I read in today's press about some individual,especially
some man, 'revealing himself' (e.g., bleeding and bleating
in print about his 'feelings' and 'hurt'), I always feel
a profound sense of embarrassment."
In the Jan. 22 New Republic, author Charles Lane finds
and explores a relationship between Buchanan's book and
"The Authoritarian Personality," a book detailing the experiments
and observations of Theodor Adorno and colleagues at the
University of California. A social scientist and philosopher,
Adorno found in the '40s that "those who scored highest
on a test designed to measure bigotry came from homes where
the parents ruled by force."
In a presidential election year, while Buchanan's is
the more immediately compelling tome, a chilling long-term
vision is provided by Adorno's counterpoint. If a hard-core
family-values crowd gains control of more than one branch
of government, the result could be a moral throwback --
the return to an era no better than our own by any objective
standard, but one less discretionary and more brutish. I
hear knuckles scraping the pavement in Washington when I
imagine more right-wing election victories.
One must be fair, even to those who renounce human feeling
as a matter of principle. Stories abound in Buchanan's book
of values that do resonate,values that managed to transcend
the racism and juvenile heckling of outsiders Buchanan was
encouraged to partake in as a youth. Help was offered regardless
of race or station in life, but only to those who had proven
loyalty to the family.
So it seems Buchanan and I could sit down over beers
for a swell visit.
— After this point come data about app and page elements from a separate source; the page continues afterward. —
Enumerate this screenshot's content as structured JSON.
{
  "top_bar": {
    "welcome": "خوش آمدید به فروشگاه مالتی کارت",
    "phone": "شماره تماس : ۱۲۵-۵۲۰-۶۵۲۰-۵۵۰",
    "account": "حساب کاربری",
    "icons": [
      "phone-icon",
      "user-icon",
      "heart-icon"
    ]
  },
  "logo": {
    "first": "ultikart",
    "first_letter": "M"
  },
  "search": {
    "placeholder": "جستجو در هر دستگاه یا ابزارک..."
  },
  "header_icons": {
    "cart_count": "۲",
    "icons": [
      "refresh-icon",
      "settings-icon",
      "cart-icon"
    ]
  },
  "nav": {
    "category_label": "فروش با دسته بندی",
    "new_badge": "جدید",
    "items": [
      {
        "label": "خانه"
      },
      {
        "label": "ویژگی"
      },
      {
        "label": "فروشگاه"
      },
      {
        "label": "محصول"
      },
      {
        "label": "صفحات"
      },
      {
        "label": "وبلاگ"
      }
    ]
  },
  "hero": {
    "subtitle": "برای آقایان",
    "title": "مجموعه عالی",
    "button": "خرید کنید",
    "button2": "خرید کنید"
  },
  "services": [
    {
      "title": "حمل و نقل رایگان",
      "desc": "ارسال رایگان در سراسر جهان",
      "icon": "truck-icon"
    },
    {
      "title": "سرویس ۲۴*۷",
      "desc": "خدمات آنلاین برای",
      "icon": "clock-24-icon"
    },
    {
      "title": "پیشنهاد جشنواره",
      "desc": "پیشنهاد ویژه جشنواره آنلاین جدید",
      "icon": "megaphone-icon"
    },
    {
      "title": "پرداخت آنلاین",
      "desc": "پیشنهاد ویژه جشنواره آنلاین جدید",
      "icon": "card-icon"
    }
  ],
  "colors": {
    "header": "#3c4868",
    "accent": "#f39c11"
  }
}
If he liked me, he might even get me
a job as a sub on "Crossfire." But when issues affecting
the lives of millions of gay and lesbian Americans arose,he'd
stand square on the other side of the fence, growling about
"special rights for none." It's as if a devotion to justice
for any group of people is beyond his level of emotional
development. He'll deal with one African-American person,
or one Jew, but after that back off. He's not currying favor
with any special interests. He's an American man. He can
do it alone, bite his lip and fight a damned good fight.
But the fact is he can't do it alone, especially if
he wants to lead a nation. History shows the basis for the
totalitarian regime has always been the megalomania of one
leader doing it all alone. Life doesn't work that way,nor
should it. The proof lies in the twisted nature of totalitarian
regimes. Show me the benign despot and I'll withdraw my
point, which is that absolutism, and the absolute power
of one who's always right, breeds evil. Yet, the valuesnik
trumpets the return of the absolute as a panacea for today's
The greatest value in any family is understanding. Our
emotional muscles benefit from the work of understanding
others. It's called humanity, but it doesn't belong to the
catalog of family values in vogue today.
Maybe that's the problem with valuesniks. They haven't
come to terms with their humanity yet. It's sad to see that
in an individual. In a large movement, it's an open invitation
to despotism. That the valuesniks scoff away this criticism,
offered by the "moral dreck" of the nation, speaks volumes
about America's vanishing sense of historical immediacy.
Hopefully,some sense of immediacy will infuse this debate
before it turns into a mass delusion. Such a delusion would
no doubt lead us all straight to hell, where our future
would look remarkably like Pat Buchanan's childhood.
(Kim Painter's column appears Mondays on the Viewpoints
Page. She is on line at KPainter@blue.weeg.uiowa.edu)
E-Mail Fredric L. Rice / The Skeptic Tank